→ Available data

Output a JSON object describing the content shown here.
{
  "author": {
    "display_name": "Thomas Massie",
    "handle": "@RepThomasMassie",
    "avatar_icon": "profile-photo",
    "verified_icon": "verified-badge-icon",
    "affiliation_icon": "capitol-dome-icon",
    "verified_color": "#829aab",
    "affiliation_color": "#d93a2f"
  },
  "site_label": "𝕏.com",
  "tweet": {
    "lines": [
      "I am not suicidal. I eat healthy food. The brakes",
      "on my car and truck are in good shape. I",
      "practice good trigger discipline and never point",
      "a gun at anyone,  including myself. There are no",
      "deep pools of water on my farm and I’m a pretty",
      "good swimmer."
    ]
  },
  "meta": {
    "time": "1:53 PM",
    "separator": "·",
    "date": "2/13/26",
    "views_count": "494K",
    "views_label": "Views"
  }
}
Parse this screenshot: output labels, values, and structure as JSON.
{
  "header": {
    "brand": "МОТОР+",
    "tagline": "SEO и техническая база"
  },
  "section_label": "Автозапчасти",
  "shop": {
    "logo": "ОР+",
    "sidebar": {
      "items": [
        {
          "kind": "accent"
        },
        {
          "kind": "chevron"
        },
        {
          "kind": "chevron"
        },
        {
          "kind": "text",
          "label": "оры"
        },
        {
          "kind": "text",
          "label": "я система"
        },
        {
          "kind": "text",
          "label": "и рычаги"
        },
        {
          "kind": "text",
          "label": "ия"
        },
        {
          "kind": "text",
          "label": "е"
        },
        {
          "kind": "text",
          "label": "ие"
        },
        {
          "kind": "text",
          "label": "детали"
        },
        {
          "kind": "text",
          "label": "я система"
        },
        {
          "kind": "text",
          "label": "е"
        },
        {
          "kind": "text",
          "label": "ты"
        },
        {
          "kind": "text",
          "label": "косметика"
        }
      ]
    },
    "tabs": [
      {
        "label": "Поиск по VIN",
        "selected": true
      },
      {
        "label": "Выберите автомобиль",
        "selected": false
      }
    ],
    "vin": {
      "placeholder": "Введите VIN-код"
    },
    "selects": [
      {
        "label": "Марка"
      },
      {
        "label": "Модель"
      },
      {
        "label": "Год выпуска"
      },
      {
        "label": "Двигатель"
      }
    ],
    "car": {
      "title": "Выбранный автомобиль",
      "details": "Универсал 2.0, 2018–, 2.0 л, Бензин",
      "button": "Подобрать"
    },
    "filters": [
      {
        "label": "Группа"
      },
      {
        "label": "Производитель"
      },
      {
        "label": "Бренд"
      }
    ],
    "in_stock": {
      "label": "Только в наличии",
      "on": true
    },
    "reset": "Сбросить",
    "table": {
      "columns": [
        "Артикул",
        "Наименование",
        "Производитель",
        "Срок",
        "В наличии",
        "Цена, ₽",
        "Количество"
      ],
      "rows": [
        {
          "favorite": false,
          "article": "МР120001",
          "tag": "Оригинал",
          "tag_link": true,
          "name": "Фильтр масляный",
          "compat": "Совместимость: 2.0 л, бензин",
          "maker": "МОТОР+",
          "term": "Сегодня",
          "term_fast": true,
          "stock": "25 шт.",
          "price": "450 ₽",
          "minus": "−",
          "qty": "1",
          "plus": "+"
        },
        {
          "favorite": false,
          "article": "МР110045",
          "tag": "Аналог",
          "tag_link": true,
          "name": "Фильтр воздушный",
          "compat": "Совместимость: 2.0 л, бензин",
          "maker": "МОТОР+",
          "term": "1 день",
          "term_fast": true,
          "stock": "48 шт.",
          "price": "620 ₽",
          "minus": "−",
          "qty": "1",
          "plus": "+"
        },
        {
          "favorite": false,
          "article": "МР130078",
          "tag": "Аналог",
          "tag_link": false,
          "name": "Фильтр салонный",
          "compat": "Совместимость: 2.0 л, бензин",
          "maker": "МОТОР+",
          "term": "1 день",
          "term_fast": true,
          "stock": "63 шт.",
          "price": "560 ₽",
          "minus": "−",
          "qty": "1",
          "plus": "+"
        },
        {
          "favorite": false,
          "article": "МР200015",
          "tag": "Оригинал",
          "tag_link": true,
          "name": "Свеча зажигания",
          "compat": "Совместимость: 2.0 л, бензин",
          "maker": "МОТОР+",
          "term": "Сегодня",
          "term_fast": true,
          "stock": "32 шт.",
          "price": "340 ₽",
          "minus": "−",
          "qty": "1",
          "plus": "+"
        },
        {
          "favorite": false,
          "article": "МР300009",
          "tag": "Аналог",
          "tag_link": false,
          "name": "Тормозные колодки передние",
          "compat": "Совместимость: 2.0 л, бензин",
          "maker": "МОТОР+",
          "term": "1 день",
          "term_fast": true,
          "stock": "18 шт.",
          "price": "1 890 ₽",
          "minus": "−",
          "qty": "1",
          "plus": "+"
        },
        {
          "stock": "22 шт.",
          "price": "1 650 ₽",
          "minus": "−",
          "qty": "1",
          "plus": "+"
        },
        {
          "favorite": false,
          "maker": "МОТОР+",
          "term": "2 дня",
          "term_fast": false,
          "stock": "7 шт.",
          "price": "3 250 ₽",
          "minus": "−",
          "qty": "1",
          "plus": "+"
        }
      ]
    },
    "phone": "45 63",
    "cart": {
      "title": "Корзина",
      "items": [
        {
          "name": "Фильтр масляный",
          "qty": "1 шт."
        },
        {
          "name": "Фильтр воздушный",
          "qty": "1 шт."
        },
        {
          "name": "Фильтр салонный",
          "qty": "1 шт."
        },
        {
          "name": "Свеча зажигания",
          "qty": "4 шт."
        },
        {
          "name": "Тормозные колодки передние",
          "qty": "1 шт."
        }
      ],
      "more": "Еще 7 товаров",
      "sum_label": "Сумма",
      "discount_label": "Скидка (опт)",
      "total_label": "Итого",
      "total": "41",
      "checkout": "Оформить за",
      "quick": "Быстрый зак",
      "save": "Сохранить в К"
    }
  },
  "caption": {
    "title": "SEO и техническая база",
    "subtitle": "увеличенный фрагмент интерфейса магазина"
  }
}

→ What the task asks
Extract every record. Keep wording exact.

→ Solved exercise
Output a JSON object describing the content shown here.
{
  "author": {
    "display_name": "Thomas Massie",
    "handle": "@RepThomasMassie",
    "avatar_icon": "profile-photo",
    "verified_icon": "verified-badge-icon",
    "affiliation_icon": "capitol-dome-icon",
    "verified_color": "#829aab",
    "affiliation_color": "#d93a2f"
  },
  "site_label": "𝕏.com",
  "tweet": {
    "lines": [
      "I am not suicidal. I eat healthy food. The brakes",
      "on my car and truck are in good shape. I",
      "practice good trigger discipline and never point",
      "a gun at anyone,  including myself. There are no",
      "deep pools of water on my farm and I’m a pretty",
      "good swimmer."
    ]
  },
  "meta": {
    "time": "1:53 PM",
    "separator": "·",
    "date": "2/13/26",
    "views_count": "494K",
    "views_label": "Views"
  }
}
Parse this screenshot: output labels, values, and structure as JSON.
{
  "header": {
    "brand": "МОТОР+",
    "tagline": "SEO и техническая база"
  },
  "section_label": "Автозапчасти",
  "shop": {
    "logo": "ОР+",
    "sidebar": {
      "items": [
        {
          "kind": "accent"
        },
        {
          "kind": "chevron"
        },
        {
          "kind": "chevron"
        },
        {
          "kind": "text",
          "label": "оры"
        },
        {
          "kind": "text",
          "label": "я система"
        },
        {
          "kind": "text",
          "label": "и рычаги"
        },
        {
          "kind": "text",
          "label": "ия"
        },
        {
          "kind": "text",
          "label": "е"
        },
        {
          "kind": "text",
          "label": "ие"
        },
        {
          "kind": "text",
          "label": "детали"
        },
        {
          "kind": "text",
          "label": "я система"
        },
        {
          "kind": "text",
          "label": "е"
        },
        {
          "kind": "text",
          "label": "ты"
        },
        {
          "kind": "text",
          "label": "косметика"
        }
      ]
    },
    "tabs": [
      {
        "label": "Поиск по VIN",
        "selected": true
      },
      {
        "label": "Выберите автомобиль",
        "selected": false
      }
    ],
    "vin": {
      "placeholder": "Введите VIN-код"
    },
    "selects": [
      {
        "label": "Марка"
      },
      {
        "label": "Модель"
      },
      {
        "label": "Год выпуска"
      },
      {
        "label": "Двигатель"
      }
    ],
    "car": {
      "title": "Выбранный автомобиль",
      "details": "Универсал 2.0, 2018–, 2.0 л, Бензин",
      "button": "Подобрать"
    },
    "filters": [
      {
        "label": "Группа"
      },
      {
        "label": "Производитель"
      },
      {
        "label": "Бренд"
      }
    ],
    "in_stock": {
      "label": "Только в наличии",
      "on": true
    },
    "reset": "Сбросить",
    "table": {
      "columns": [
        "Артикул",
        "Наименование",
        "Производитель",
        "Срок",
        "В наличии",
        "Цена, ₽",
        "Количество"
      ],
      "rows": [
        {
          "favorite": false,
          "article": "МР120001",
          "tag": "Оригинал",
          "tag_link": true,
          "name": "Фильтр масляный",
          "compat": "Совместимость: 2.0 л, бензин",
          "maker": "МОТОР+",
          "term": "Сегодня",
          "term_fast": true,
          "stock": "25 шт.",
          "price": "450 ₽",
          "minus": "−",
          "qty": "1",
          "plus": "+"
        },
        {
          "favorite": false,
          "article": "МР110045",
          "tag": "Аналог",
          "tag_link": true,
          "name": "Фильтр воздушный",
          "compat": "Совместимость: 2.0 л, бензин",
          "maker": "МОТОР+",
          "term": "1 день",
          "term_fast": true,
          "stock": "48 шт.",
          "price": "620 ₽",
          "minus": "−",
          "qty": "1",
          "plus": "+"
        },
        {
          "favorite": false,
          "article": "МР130078",
          "tag": "Аналог",
          "tag_link": false,
          "name": "Фильтр салонный",
          "compat": "Совместимость: 2.0 л, бензин",
          "maker": "МОТОР+",
          "term": "1 день",
          "term_fast": true,
          "stock": "63 шт.",
          "price": "560 ₽",
          "minus": "−",
          "qty": "1",
          "plus": "+"
        },
        {
          "favorite": false,
          "article": "МР200015",
          "tag": "Оригинал",
          "tag_link": true,
          "name": "Свеча зажигания",
          "compat": "Совместимость: 2.0 л, бензин",
          "maker": "МОТОР+",
          "term": "Сегодня",
          "term_fast": true,
          "stock": "32 шт.",
          "price": "340 ₽",
          "minus": "−",
          "qty": "1",
          "plus": "+"
        },
        {
          "favorite": false,
          "article": "МР300009",
          "tag": "Аналог",
          "tag_link": false,
          "name": "Тормозные колодки передние",
          "compat": "Совместимость: 2.0 л, бензин",
          "maker": "МОТОР+",
          "term": "1 день",
          "term_fast": true,
          "stock": "18 шт.",
          "price": "1 890 ₽",
          "minus": "−",
          "qty": "1",
          "plus": "+"
        },
        {
          "stock": "22 шт.",
          "price": "1 650 ₽",
          "minus": "−",
          "qty": "1",
          "plus": "+"
        },
        {
          "favorite": false,
          "maker": "МОТОР+",
          "term": "2 дня",
          "term_fast": false,
          "stock": "7 шт.",
          "price": "3 250 ₽",
          "minus": "−",
          "qty": "1",
          "plus": "+"
        }
      ]
    },
    "phone": "45 63",
    "cart": {
      "title": "Корзина",
      "items": [
        {
          "name": "Фильтр масляный",
          "qty": "1 шт."
        },
        {
          "name": "Фильтр воздушный",
          "qty": "1 шт."
        },
        {
          "name": "Фильтр салонный",
          "qty": "1 шт."
        },
        {
          "name": "Свеча зажигания",
          "qty": "4 шт."
        },
        {
          "name": "Тормозные колодки передние",
          "qty": "1 шт."
        }
      ],
      "more": "Еще 7 товаров",
      "sum_label": "Сумма",
      "discount_label": "Скидка (опт)",
      "total_label": "Итого",
      "total": "41",
      "checkout": "Оформить за",
      "quick": "Быстрый зак",
      "save": "Сохранить в К"
    }
  },
  "caption": {
    "title": "SEO и техническая база",
    "subtitle": "увеличенный фрагмент интерфейса магазина"
  }
}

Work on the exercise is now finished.